Specialty care single and multi-period location–allocation models within the Veterans Health Administration
Optimal location of specialty care services within any healthcare network is increasingly important for balancing costs, access to care, and patient-centeredness. Typical long-range planning efforts attempt to address a myriad of quantitative and qualitative issues, including within-network access within reasonable travel distances, space capacity constraints, costs, politics, and community commitments. To help inform these decisions, single and multi-period mathematical integer programs were developed that minimize total procedure, travel, non-coverage, and start-up costs to increase network capacity subject to access constraints. These models have been used to help the Veterans Health Administration (VHA) explore relationships and tradeoffs between costs, coverage, service location, and capacity and to inform larger strategic planning discussions. Results indicate significant opportunity to simultaneously reduce total cost, reduce total travel distances, and increase within-network access, the latter being linked to better care continuity and outcomes. An application to planning short and long-term sleep apnea care across the VHA New England integrated network, for example, produced 10–15% improvements in each performance measure. As an example of further insight provided by these analyses, most optimal solutions increase the amount of outside-network care, contrary to current trends and policies to reduce external referrals.
If you experience problems downloading a file, check if you have the proper application to view it first. In case of further problems read the IDEAS help page. Note that these files are not on the IDEAS site.

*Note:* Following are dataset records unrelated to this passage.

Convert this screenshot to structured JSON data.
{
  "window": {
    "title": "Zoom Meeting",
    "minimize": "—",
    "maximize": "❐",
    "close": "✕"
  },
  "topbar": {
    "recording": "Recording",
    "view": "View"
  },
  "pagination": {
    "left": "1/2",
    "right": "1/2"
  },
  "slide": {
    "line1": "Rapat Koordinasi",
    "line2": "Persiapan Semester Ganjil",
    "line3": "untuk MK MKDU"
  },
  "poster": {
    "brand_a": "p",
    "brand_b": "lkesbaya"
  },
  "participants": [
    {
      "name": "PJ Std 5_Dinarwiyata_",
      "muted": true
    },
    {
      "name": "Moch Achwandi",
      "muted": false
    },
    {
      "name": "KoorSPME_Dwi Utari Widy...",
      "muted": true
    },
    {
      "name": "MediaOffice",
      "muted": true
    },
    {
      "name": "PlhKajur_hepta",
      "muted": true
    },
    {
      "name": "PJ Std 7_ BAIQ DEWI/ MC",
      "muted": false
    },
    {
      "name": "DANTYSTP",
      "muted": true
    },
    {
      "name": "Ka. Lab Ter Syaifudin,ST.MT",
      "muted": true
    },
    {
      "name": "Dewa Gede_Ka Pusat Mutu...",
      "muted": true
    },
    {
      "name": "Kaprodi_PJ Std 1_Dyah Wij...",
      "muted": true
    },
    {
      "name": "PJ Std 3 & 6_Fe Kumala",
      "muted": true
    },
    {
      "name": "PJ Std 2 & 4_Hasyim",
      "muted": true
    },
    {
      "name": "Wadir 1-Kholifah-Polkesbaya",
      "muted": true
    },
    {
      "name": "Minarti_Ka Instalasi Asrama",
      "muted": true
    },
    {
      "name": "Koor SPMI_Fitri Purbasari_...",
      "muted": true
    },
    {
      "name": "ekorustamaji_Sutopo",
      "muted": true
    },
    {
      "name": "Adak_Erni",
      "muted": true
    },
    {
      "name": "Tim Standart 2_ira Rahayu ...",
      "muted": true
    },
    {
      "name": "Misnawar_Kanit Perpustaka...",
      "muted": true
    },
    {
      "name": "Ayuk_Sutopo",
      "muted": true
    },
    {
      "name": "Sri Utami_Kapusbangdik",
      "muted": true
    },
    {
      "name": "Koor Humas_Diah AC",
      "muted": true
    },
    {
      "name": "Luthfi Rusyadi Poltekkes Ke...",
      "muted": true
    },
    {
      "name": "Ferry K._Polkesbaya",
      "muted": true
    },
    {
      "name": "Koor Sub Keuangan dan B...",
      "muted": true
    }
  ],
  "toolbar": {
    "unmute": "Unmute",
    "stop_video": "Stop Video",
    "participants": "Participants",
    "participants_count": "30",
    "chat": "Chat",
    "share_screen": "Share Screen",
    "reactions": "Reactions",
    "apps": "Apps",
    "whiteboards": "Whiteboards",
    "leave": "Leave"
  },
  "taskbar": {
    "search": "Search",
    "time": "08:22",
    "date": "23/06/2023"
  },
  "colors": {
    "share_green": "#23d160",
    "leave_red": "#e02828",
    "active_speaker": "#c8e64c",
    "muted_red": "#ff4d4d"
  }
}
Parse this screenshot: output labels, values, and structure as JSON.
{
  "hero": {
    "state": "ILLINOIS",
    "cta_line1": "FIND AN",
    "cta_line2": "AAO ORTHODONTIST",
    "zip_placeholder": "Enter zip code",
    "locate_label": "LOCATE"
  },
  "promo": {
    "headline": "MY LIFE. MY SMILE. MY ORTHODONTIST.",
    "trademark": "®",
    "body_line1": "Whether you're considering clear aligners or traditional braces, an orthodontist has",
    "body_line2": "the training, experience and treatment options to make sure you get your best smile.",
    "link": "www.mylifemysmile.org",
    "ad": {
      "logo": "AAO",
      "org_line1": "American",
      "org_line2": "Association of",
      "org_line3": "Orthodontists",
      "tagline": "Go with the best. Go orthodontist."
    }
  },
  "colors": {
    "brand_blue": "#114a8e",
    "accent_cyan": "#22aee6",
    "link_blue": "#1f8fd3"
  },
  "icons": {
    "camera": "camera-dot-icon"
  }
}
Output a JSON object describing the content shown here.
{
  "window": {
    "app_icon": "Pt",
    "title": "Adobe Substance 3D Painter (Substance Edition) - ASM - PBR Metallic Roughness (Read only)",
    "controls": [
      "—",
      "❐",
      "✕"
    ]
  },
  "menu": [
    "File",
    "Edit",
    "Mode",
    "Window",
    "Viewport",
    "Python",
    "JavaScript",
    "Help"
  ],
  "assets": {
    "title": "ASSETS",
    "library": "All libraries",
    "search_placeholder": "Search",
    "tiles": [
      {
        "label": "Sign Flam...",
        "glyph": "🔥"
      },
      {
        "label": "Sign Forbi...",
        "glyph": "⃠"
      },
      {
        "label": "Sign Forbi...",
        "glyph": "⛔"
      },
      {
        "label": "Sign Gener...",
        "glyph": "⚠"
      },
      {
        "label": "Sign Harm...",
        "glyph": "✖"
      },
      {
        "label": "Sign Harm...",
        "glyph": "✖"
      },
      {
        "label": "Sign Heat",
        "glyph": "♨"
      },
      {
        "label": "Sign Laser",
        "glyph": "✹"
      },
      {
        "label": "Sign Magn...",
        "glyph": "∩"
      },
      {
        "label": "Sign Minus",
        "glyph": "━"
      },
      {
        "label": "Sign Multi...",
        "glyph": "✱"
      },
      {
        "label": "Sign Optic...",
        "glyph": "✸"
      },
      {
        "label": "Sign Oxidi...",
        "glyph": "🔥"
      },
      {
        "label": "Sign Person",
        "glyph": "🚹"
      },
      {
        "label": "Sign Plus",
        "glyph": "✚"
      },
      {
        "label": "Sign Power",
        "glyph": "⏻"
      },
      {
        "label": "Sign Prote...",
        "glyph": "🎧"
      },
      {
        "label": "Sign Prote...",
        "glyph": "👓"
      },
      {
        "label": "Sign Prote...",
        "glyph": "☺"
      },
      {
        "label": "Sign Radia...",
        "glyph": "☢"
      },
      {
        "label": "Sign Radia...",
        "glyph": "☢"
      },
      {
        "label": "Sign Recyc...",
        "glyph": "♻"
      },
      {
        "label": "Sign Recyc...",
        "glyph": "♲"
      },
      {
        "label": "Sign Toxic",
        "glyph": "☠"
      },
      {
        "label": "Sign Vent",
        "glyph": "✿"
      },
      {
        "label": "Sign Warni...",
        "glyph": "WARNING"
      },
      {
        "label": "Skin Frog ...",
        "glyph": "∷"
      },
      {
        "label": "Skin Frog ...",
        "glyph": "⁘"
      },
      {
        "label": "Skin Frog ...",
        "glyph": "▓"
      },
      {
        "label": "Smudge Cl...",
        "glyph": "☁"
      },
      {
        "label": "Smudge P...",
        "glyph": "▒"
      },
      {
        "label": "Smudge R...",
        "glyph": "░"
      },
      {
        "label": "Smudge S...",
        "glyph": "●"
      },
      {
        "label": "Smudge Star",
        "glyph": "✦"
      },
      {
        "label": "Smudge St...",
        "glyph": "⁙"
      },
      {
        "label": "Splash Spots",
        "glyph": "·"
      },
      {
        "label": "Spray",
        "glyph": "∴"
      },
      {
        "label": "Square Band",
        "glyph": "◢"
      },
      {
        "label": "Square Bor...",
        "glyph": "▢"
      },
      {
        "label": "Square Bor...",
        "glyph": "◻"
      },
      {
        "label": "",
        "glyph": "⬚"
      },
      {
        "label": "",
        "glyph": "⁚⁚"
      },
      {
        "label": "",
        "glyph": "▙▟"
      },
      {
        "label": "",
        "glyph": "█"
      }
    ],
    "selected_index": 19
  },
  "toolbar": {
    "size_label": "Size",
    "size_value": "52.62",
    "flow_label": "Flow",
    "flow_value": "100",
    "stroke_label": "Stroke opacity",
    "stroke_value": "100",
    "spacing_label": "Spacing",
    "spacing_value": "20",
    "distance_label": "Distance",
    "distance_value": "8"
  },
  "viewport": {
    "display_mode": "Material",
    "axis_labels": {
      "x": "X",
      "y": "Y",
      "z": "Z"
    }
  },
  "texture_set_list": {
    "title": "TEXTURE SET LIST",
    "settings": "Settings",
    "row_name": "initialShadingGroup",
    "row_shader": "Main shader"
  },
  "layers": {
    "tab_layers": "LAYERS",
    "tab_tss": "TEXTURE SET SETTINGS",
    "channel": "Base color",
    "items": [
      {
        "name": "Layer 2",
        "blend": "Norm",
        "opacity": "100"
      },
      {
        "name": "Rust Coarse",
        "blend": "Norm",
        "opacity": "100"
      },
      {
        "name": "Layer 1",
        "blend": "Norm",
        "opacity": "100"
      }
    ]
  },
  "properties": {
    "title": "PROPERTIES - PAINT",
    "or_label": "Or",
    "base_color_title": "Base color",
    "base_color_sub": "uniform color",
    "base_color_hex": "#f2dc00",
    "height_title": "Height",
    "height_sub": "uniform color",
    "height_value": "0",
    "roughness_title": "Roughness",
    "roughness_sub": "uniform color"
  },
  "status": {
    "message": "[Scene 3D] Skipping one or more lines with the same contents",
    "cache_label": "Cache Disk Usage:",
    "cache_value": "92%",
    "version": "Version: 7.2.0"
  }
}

Please be patient as the files may be large.
As the access to this document is restricted, you may want to look for a different version under "Related research" (further below) or search for a different version of it.
References listed on IDEAS
Please report citation or reference errors to , or , if you are the registered author of the cited work, log in to your RePEc Author Service profile, click on "citations" and make appropriate adjustments.:
- Murray, Alan T., 2001. "Strategic analysis of public transport coverage," Socio-Economic Planning Sciences, Elsevier, vol. 35(3), pages 175-188, September.
- Syam, Siddhartha S. & Côté, Murray J., 2010. "A location-allocation model for service providers with application to not-for-profit health care organizations," Omega, Elsevier, vol. 38(3-4), pages 157-166, June.
- Owen, Susan Hesse & Daskin, Mark S., 1998. "Strategic facility location: A review," European Journal of Operational Research, Elsevier, vol. 111(3), pages 423-447, December.
- Melachrinoudis, Emanuel & Min, Hokey, 2000. "The dynamic relocation and phase-out of a hybrid, two-echelon plant/warehousing facility: A multiple objective approach," European Journal of Operational Research, Elsevier, vol. 123(1), pages 1-15, May.
- Harper, P. R. & Shahani, A. K. & Gallagher, J. E. & Bowie, C., 2005. "Planning health services with explicit geographical considerations: a stochastic location-allocation approach," Omega, Elsevier, vol. 33(2), pages 141-152, April.
- Murray Côté & Siddhartha Syam & W. Vogel & Diane Cowper, 2007. "A mixed integer programming model to locate traumatic brain injury treatment units in the Department of Veterans Affairs: a case study," Health Care Management Science, Springer, vol. 10(3), pages 253-267, September.
- Klose, Andreas & Drexl, Andreas, 2005. "Facility location models for distribution system design," European Journal of Operational Research, Elsevier, vol. 162(1), pages 4-29, April.
- Aboolian, Robert & Sun, Yi & Koehler, Gary J., 2009. "A location-allocation problem for a web services provider in a competitive market," European Journal of Operational Research, Elsevier, vol. 194(1), pages 64-77, April.
- Maria Bruni & Domenico Conforti & Nicola Sicilia & Sandro Trotta, 2006. "A new organ transplantation location–allocation policy: a case study of Italy," Health Care Management Science, Springer, vol. 9(2), pages 125-142, May.
When requesting a correction, please mention this item's handle: RePEc:eee:soceps:v:46:y:2012:i:2:p:136-148. See general information about how to correct material in RePEc.
For technical questions regarding this item, or to correct its authors, title, abstract, bibliographic or download information, contact: (Zhang, Lei)
If you have authored this item and are not yet registered with RePEc, we encourage you to do it here. This allows to link your profile to this item. It also allows you to accept potential citations to this item that we are uncertain about.
If references are entirely missing, you can add them using this form.
If the full references list an item that is present in RePEc, but the system did not link to it, you can help with this form.
If you know of missing items citing this one, you can help us creating those links by adding the relevant references in the same way as above, for each refering item. If you are a registered author of this item, you may also want to check the "citations" tab in your profile, as there may be some citations waiting for confirmation.
Please note that corrections may take a couple of weeks to filter through the various RePEc services.